Cybersecurity agency: The only sure defense against huge chip flaw is a new chipOn January 4, 2018 by Maybell
The tech world continues to come to grips with Wednesday’s revelation of very serious vulnerabilities associated with central processing units (CPUs) that affect, well, just about everyone with a computer.
Two flaws have been identified by researchers: Meltdown, which is believed to affect most Intel CPUs produced over the last 20-plus years, and Spectre, which affects processors produced by multiple companies, including Intel, AMD, and ARM.
Now, the Computer Emergency Response Team (CERT), the government-sponsored cybersecurity organization based out of Carnegie Mellon University, has issued its report on how to fix computers affected by the widespread bugs… and it’s not cheap.
The underlying vulnerability is primarily caused by CPU implementation optimization choices. Fully removing the vulnerability requires replacing vulnerable CPU hardware.
TL;DR, if you’re really worried about it, it’s probably safest to just buy a new machine that doesn’t have one of the vulnerable processors tucked away inside.
As our Jack Morse pointed out yesterday, the Meltdown vulnerability could put you at risk:
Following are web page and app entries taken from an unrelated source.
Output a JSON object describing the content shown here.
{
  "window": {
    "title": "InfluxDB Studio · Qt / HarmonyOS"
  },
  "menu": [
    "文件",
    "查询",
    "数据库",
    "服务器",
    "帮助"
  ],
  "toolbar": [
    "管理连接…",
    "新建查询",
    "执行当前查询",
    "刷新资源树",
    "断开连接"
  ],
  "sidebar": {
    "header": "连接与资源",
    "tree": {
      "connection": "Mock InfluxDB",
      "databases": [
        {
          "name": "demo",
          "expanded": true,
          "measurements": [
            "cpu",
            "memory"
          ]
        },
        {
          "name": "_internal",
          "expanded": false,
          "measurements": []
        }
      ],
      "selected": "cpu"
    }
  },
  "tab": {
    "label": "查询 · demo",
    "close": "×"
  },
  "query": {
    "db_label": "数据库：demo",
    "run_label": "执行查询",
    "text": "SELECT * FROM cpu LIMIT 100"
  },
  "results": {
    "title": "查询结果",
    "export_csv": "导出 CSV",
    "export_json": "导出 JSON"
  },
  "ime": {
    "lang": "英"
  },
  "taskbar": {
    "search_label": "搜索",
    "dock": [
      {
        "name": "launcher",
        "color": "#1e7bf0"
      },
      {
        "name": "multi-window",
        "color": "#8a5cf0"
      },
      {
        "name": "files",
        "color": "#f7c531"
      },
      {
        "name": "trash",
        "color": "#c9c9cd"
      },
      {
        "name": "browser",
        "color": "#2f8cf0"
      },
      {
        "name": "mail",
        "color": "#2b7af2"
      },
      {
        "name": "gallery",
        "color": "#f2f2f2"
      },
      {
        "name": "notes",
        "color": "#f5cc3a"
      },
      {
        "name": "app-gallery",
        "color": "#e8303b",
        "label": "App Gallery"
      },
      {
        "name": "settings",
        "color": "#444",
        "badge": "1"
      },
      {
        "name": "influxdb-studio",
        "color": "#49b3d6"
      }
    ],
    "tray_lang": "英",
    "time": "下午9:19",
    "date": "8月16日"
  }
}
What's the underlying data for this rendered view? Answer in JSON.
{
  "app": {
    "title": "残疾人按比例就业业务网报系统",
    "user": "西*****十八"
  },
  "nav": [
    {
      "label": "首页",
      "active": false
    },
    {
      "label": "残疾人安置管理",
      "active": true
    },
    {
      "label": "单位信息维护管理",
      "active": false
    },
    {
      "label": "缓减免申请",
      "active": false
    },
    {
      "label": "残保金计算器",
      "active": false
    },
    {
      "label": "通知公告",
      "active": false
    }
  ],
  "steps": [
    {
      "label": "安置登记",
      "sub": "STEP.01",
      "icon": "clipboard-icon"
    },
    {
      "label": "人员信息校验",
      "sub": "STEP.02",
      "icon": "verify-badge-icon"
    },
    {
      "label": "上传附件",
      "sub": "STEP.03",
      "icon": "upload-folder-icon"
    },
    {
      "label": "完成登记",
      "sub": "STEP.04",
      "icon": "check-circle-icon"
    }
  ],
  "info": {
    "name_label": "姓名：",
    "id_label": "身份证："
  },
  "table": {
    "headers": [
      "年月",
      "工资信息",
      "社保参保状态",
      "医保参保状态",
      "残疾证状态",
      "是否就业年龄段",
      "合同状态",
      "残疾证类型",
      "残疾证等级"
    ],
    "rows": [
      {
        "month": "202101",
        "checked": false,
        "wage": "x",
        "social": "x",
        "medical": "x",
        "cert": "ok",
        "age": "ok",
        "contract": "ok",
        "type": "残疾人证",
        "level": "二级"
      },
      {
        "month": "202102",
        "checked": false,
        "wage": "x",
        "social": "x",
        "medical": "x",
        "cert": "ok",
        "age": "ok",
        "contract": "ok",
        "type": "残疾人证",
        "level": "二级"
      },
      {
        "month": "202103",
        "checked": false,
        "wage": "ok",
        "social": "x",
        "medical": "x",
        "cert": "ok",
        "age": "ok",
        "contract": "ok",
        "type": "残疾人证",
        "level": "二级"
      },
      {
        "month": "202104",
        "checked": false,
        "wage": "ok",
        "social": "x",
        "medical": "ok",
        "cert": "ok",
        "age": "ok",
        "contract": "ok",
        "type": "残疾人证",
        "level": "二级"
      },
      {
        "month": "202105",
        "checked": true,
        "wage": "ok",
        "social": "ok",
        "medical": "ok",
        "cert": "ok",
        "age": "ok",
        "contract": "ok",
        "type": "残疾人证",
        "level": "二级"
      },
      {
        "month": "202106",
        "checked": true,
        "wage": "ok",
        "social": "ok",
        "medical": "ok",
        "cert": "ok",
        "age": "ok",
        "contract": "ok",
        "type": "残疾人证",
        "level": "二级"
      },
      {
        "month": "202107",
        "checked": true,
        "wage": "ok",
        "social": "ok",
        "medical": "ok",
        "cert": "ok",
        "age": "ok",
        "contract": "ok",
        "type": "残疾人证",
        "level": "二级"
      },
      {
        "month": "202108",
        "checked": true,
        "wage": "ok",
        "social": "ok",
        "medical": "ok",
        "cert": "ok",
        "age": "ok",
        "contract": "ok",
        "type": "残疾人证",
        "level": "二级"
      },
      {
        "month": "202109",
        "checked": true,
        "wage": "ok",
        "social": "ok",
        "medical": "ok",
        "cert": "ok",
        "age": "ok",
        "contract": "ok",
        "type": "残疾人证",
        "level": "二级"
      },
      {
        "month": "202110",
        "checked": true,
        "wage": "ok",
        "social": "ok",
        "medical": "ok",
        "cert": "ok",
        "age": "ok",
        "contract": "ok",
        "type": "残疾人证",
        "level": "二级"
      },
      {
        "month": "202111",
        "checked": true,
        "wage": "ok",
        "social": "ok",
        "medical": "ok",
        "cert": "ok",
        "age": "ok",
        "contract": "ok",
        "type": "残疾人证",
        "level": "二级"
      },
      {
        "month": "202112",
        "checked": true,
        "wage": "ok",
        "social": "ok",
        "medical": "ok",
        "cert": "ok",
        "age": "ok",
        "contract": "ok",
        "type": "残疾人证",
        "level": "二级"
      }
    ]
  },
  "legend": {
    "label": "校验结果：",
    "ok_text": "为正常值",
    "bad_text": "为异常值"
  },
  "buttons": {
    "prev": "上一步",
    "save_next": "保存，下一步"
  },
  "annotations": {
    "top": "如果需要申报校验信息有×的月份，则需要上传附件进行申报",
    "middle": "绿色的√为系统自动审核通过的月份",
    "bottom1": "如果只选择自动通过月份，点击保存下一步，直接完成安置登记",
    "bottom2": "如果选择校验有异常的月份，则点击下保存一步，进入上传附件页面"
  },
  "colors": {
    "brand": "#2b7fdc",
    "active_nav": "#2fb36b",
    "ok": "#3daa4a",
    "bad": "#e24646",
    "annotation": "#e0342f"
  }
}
Not only is CERT’s suggestion an expensive proposition, it suggests that if you really, really want to make sure you’re secure, the patches companies are rolling out to users won’t fully fix everything. They’re not worthless, but they’re also not comprehensive and are even likely to slow down computers with older processors.
For the most part, most private users should be okay with the patches and adjusting browser settings. There are vulnerabilities, but it’s businesses and government organizations that are already most susceptible to hacking attempts that will want to make sure everything’s on lockdown.